In addressing himself to the violation under Rule 15:02, appellant admits that Phenylbutazone was present but that it had been administered not only without his knowledge but the injection was made in a jurisdiction where its use is permitted.*fn1
[ 5 Pa. Commw. Page 461]
He contends further that an assistant Commission Veterinarian had injected the horse with a shot of tetanus anti-toxin for an abrasion the horse had suffered while breaking out of the gate, and that the effect of anti-toxins is to make any chemical test result inconclusive.
We are not here passing on the propriety of the conduct of the assistant Veterinarian; if we were to do so, appellant could not offer it in his defense. The admissions of the appellant that Phenylbutazone was present clearly constituted substantial evidence upon which to find a violation of the Rule. It was not an abuse of discretion for the Commission to so hold.

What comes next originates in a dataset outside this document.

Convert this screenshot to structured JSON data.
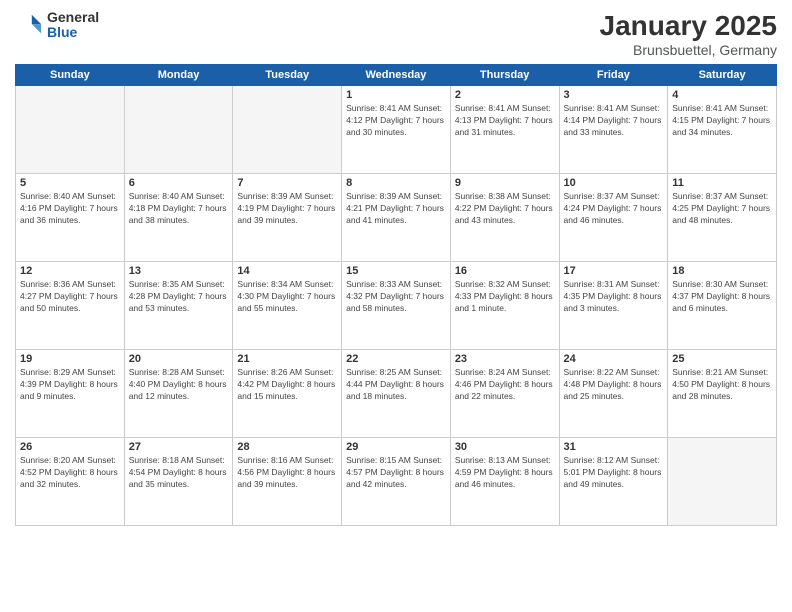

In meeting the charge that he violated Rule 15:06, appellant argues that he did not know with certainty at the time the drug was administered that this horse would race in Pennsylvania. As we have noted, a trainer is charged with the custody, care and responsibility of the horse and under the rule is "obligated to protect and guard the horse against the administration . . . of any drug to the horse." The appellant here took no steps to insure that the horse was uninhibitedly qualified to race in this Commonwealth. He failed to measure up to the responsibility imposed on him, so that his charge, as well as the public affected by his professional expertise, are adequately protected. Although he knew Phenylbutazone was commonly used in the training of horses in West Virginia, he failed to determine whether its use would be so timely as to disqualify "Chats Boy" in Pennsylvania and if so to issue appropriate instructions, or once having learned that his horse was entered in Pennsylvania to ascertain whether its bloodstream was unadulterated. In these circumstances, there is no doubt that there is evidence to make a finding that the duties the law, for undeniable good reason imposes upon a trainer, had not been met.
[ 5 Pa. Commw. Page 462]
The decision of the Commission was supported by substantial evidence; was not arbitrary or capricious; and, therefore must be affirmed. Therefore, we issue the following
And Now, this 1st day of May, 1972, the Order of the State Horse Racing Commission suspending for thirty days the racing privileges of Wade Henry Johnson is hereby affirmed.